**Available data:**

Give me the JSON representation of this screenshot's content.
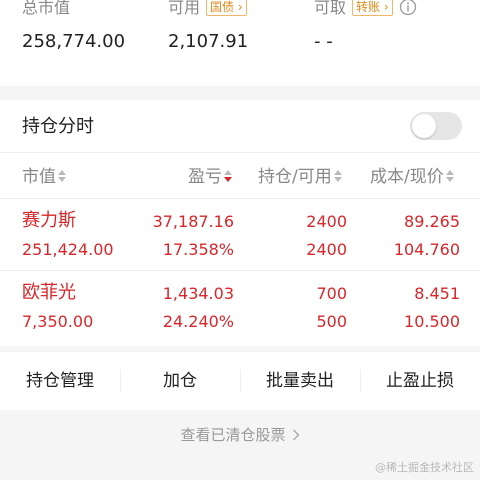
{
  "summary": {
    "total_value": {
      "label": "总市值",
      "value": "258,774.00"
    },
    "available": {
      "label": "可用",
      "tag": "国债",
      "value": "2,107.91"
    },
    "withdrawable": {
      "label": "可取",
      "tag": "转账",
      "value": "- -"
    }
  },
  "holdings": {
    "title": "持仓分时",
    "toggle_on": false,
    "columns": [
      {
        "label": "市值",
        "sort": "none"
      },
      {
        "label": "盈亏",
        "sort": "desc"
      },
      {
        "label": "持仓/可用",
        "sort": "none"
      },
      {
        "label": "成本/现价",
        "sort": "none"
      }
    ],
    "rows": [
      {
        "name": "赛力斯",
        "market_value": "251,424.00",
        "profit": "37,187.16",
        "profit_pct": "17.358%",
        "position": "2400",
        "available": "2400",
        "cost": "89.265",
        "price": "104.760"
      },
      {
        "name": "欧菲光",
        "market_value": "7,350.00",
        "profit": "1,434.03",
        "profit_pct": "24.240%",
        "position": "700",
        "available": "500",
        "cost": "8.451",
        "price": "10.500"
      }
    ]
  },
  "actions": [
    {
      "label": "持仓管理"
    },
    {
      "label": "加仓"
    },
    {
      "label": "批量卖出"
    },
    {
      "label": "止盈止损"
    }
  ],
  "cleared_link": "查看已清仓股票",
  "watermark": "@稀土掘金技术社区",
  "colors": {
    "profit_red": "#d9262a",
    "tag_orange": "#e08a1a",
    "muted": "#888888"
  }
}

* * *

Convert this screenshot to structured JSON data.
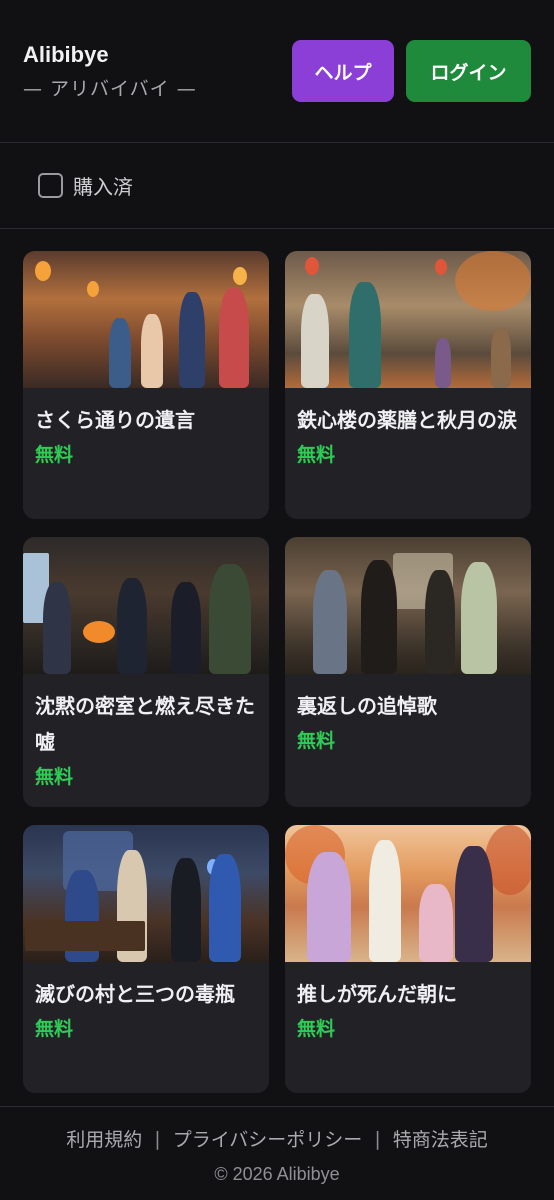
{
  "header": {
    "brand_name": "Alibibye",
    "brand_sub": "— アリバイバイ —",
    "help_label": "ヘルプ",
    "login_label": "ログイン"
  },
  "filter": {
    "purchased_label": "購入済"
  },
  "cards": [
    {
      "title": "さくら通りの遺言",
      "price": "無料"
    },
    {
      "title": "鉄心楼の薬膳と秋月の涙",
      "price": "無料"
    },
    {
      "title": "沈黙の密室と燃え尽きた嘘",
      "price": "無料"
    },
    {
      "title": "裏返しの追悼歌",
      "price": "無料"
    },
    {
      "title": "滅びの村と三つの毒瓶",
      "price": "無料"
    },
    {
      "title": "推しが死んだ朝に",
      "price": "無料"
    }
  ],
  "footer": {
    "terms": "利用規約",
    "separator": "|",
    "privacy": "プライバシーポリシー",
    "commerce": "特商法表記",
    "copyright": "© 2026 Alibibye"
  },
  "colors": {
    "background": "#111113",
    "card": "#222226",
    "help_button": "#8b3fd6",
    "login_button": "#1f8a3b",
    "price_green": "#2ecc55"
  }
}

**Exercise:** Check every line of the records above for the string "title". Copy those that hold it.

**Output below:**
    "title": "持仓分时",
      "title": "さくら通りの遺言",
      "title": "鉄心楼の薬膳と秋月の涙",
      "title": "沈黙の密室と燃え尽きた嘘",
      "title": "裏返しの追悼歌",
      "title": "滅びの村と三つの毒瓶",
      "title": "推しが死んだ朝に",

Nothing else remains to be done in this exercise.